Kidney Diseases - Overview
The human body contains two kidneys the size of a fist, located near the middle of the back just below the rib cage, and inside each kidney there are about a million small structures called nephrons, the nephron filters the blood and removes toxins and excess water by turning it into urine, then Urine flows through tubes called ureters, and goes to the bladder, which stores urine until a person excretes it, and healthy kidneys secrete hormones that keep bones strong and blood healthy.
There are many causes of damage to the tissues of the kidneys, and this damage may result in the kidneys not being able to remove toxins and excess fluid from the body.
Types of kidney disease:
Chronic kidney disease:
It is a long-term condition in which the kidneys cannot function normally, and kidney tissue is slowly destroyed over several years.
Acute renal failure:
It is a sudden failure in the functions of the kidneys where they cannot filter the blood of toxins. When these toxins accumulate at high levels, the balance of blood components may be disturbed, and the condition occurs quickly within hours or days.
Other kidney problems include:
Cancer, cysts, stones, and infections.
Kidney disease Causes:
- Immune kidney infections.
- Polycystic kidney disease.
- Long-term use of drugs harmful to the kidneys.
- Having a problem slowing the flow of blood to the kidneys.
- Direct damage to the kidneys.
- Ureteral obstruction, which impedes the expulsion of toxins from the body by kidney stones or an enlarged prostate.
Risk Factors Of Kidney Disease:
- Having a family history of kidney disease.
- Hospitalization, especially in critical cases that require hospitalization in intensive care.
- Congestive heart.
- Liver diseases.
Symptoms of kidney disease:
Kidney patients usually do not feel symptoms unless they reach the advanced stages, and symptoms include:
- Tired all the time. Normal kidneys produce the hormone erythropoietin (which forms red blood cells). If the kidneys are damaged, the formation of blood is affected and the person develops anemia, which in turn causes a feeling of fatigue and cold.
- Shortness of breath, even after slight exertion: This is either due to fluid accumulation in the lungs or due to anemia.
- feeling weak or dizzy
- Feeling very itchy.
- Swelling in the hands, feet or face: This is because the fluids that are supposed to be excreted by the kidneys remain in the blood.
- The feeling of a strange taste in the mouth that resembles the taste of metal: this is due to the accumulation of harmful substances in the blood.
- Bad breath.
- Upset stomach, feeling sick or vomiting, loss of appetite.
- Bubbles with urine: due to the presence of protein in the urine.

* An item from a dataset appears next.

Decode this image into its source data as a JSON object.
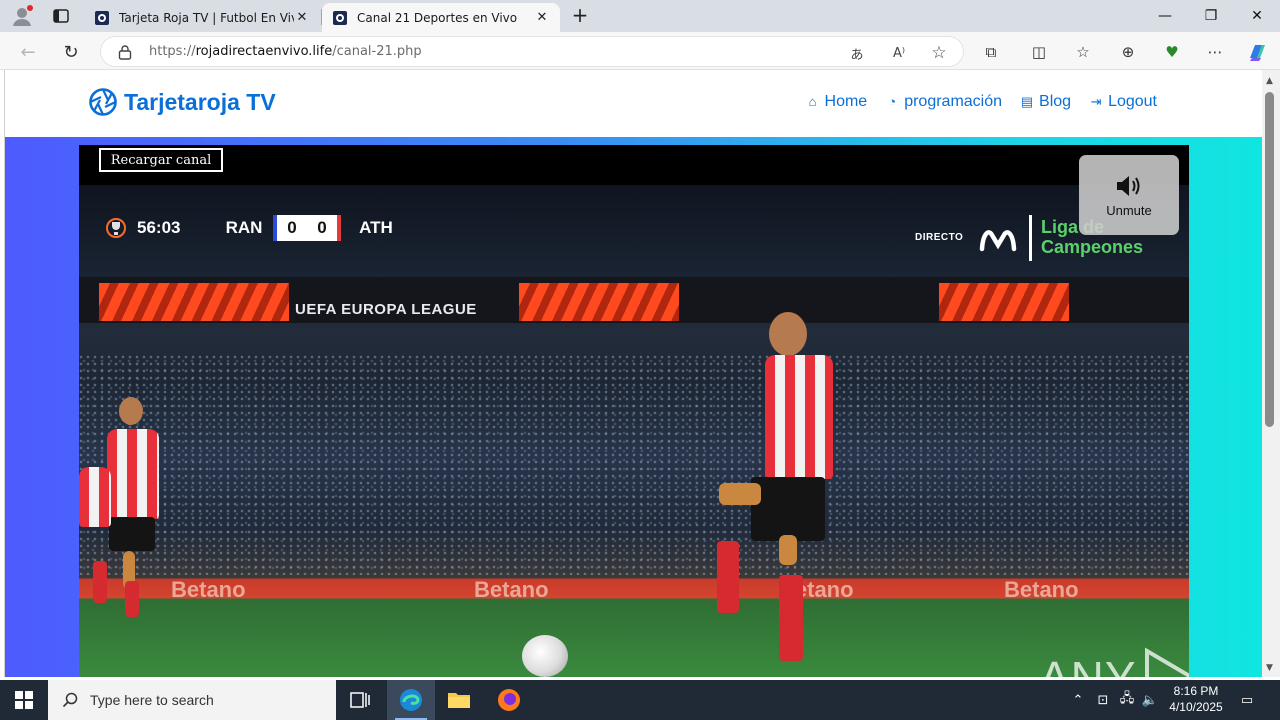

- When the urine is dark in color, or contains blood.
- Lower back pain is not a sign of kidney disease, as the kidneys are above the waist in the back of the body.

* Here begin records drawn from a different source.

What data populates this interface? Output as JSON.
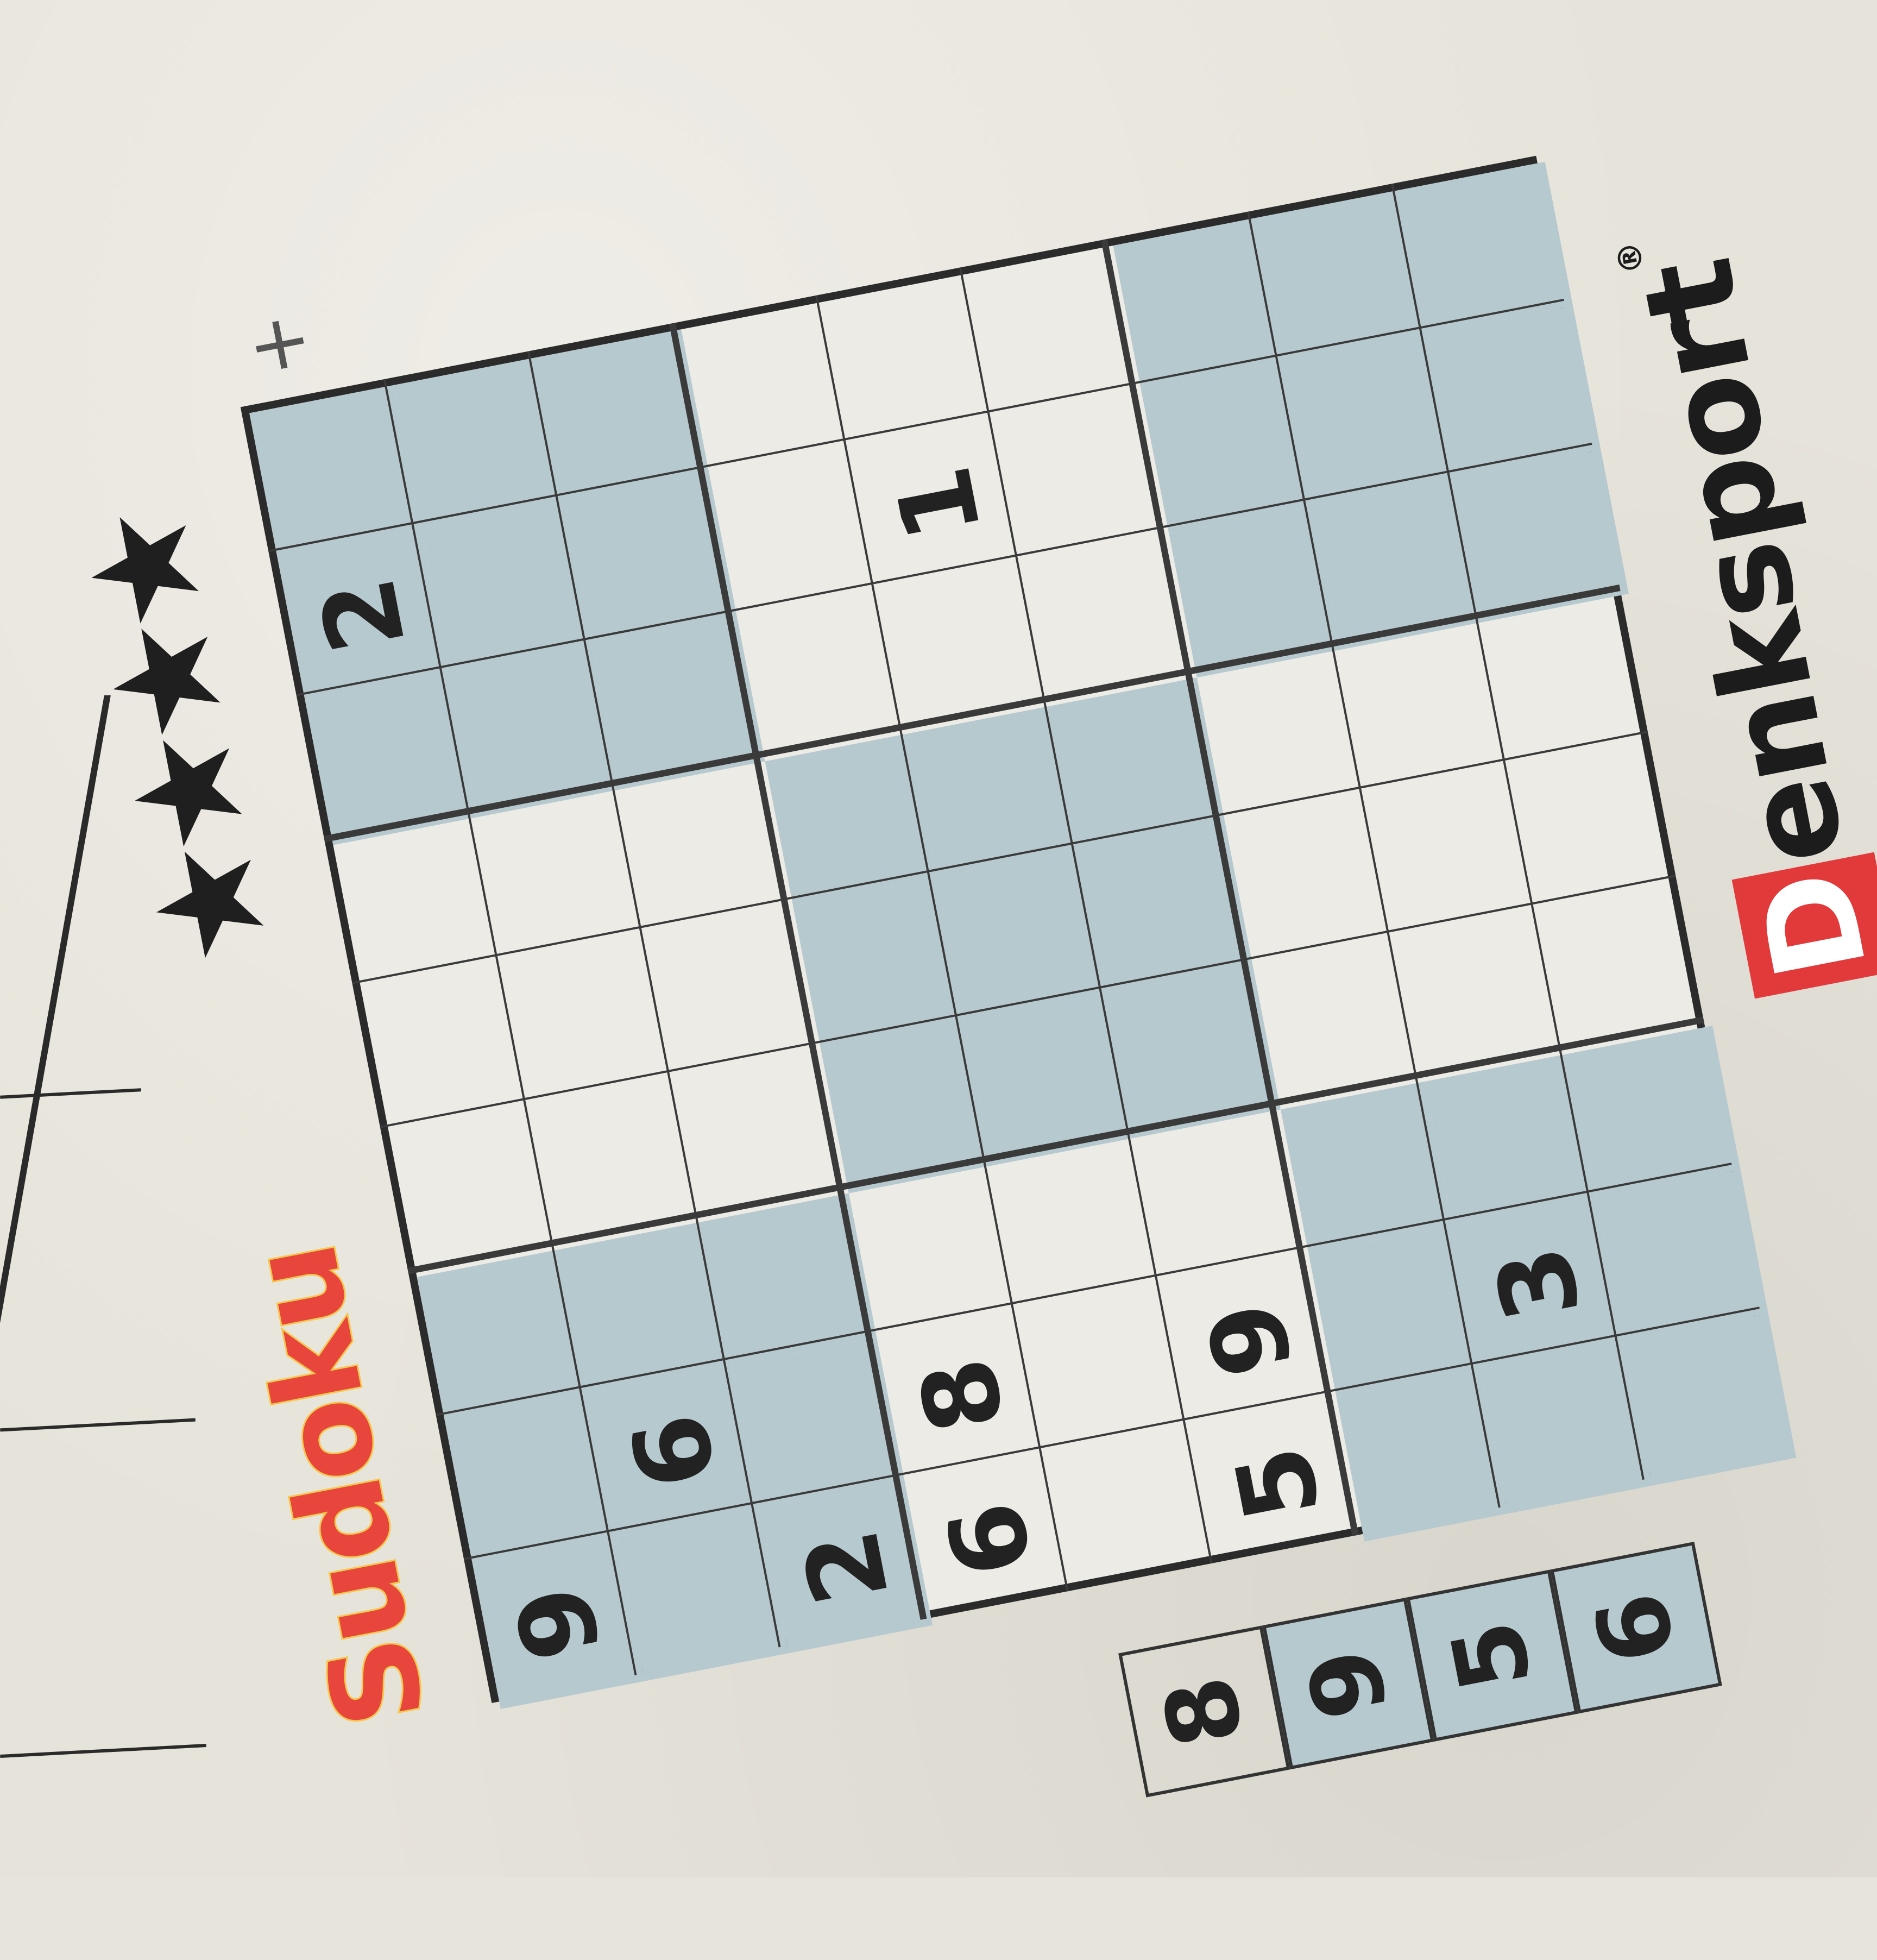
{
  "puzzle": {
    "title": "Sudoku",
    "difficulty_stars": 4,
    "star_glyph": "★",
    "brand_initial": "D",
    "brand_rest": "enksport",
    "brand_mark": "®",
    "grid": [
      [
        "9",
        "",
        "",
        "",
        "",
        "",
        "",
        "2",
        ""
      ],
      [
        "",
        "6",
        "",
        "",
        "",
        "",
        "",
        "",
        ""
      ],
      [
        "2",
        "",
        "",
        "",
        "",
        "",
        "",
        "",
        ""
      ],
      [
        "6",
        "8",
        "",
        "",
        "",
        "",
        "",
        "",
        ""
      ],
      [
        "",
        "",
        "",
        "",
        "",
        "",
        "",
        "1",
        ""
      ],
      [
        "5",
        "9",
        "",
        "",
        "",
        "",
        "",
        "",
        ""
      ],
      [
        "",
        "",
        "",
        "",
        "",
        "",
        "",
        "",
        ""
      ],
      [
        "",
        "3",
        "",
        "",
        "",
        "",
        "",
        "",
        ""
      ],
      [
        "",
        "",
        "",
        "",
        "",
        "",
        "",
        "",
        ""
      ]
    ],
    "colors": {
      "shade": "#b6c9cf",
      "title": "#e8453c",
      "title_outline": "#f4c84a",
      "brand_red": "#e23a3a"
    }
  },
  "neighbor_puzzle": {
    "visible_digits": [
      "8",
      "9",
      "5",
      "6"
    ]
  }
}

Complications of kidney disease:
- Fluid accumulation in the body: acute kidney failure may lead to fluid accumulation in the lungs, causing shortness of breath.

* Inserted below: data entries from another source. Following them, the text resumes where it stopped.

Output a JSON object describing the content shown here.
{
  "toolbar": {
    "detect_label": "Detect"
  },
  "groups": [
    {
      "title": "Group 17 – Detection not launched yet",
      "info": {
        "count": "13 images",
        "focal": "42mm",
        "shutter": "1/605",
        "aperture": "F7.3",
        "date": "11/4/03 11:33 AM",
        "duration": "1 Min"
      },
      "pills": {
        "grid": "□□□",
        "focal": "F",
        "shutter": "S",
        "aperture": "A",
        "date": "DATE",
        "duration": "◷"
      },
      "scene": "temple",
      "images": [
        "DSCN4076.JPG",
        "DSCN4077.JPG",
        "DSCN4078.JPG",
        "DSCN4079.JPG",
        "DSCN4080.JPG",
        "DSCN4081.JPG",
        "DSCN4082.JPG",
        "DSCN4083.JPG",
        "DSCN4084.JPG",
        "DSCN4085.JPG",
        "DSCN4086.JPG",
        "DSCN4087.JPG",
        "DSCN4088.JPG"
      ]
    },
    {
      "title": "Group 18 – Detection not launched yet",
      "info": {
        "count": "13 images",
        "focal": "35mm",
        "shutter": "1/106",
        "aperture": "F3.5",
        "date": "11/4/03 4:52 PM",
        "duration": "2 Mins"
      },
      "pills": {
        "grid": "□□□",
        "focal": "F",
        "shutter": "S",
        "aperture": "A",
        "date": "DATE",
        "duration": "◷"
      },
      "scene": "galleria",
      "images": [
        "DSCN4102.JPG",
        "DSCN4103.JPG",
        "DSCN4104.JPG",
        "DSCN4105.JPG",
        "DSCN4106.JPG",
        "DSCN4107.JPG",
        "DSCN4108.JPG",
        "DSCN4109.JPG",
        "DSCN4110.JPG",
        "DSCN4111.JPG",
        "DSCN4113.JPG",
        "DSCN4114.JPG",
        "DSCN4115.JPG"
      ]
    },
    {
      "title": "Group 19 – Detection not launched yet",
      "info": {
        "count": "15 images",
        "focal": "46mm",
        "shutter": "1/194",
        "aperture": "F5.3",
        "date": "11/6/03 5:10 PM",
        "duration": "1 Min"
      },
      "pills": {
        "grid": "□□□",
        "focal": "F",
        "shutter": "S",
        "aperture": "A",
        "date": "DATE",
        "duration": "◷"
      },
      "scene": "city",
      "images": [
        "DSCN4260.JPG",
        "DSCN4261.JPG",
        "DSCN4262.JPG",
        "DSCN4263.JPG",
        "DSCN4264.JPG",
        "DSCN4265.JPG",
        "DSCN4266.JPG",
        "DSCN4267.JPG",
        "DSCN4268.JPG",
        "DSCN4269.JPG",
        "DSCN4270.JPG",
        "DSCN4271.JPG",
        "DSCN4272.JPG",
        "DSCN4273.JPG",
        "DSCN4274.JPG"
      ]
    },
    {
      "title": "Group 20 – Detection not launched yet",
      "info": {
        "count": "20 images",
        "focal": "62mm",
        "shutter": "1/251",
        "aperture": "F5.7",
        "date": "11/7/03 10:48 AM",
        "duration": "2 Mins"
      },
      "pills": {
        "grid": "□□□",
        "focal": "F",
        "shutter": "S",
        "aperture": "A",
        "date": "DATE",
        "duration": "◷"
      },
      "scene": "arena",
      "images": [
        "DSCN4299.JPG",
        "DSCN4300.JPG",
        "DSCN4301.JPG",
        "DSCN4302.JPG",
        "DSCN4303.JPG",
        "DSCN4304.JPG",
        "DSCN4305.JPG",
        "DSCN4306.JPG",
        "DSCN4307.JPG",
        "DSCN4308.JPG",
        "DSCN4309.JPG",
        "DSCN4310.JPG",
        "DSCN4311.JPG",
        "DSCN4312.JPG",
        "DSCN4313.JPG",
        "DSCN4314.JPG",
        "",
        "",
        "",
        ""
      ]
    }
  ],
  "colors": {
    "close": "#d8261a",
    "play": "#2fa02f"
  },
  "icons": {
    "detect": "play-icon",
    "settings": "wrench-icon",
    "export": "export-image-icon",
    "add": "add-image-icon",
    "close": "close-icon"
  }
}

- chest pain;
- Weak bones and an increased risk of fractures.
- Central nervous system damage.
- A decrease in the body's immunity, which may increase the possibility of infection.
- Pericarditis (inflammation of the envelope of the heart): inflammation of the membrane surrounding the heart.
- Pregnancy complications, which may pose a risk to the pregnant woman and the fetus.
Diagnosis of kidney disease:
Laboratory circumvention: blood and urine analysis.
Kidney disease treatment:
- Change your lifestyle to a healthy one.
- Adherence to medication to control associated problems (such as high blood pressure, diabetes, and high cholesterol).
- In advanced cases of chronic kidney disease may require:
- Kidney transplant.
Prevention of kidney disease:
- Avoid taking over-the-counter medications.
- Control of chronic diseases that may damage the kidneys (such as high blood pressure and diabetes).
- Maintain physical activity.
- Maintain a healthy weight.
- Eat a healthy balanced diet.
- stop smoking.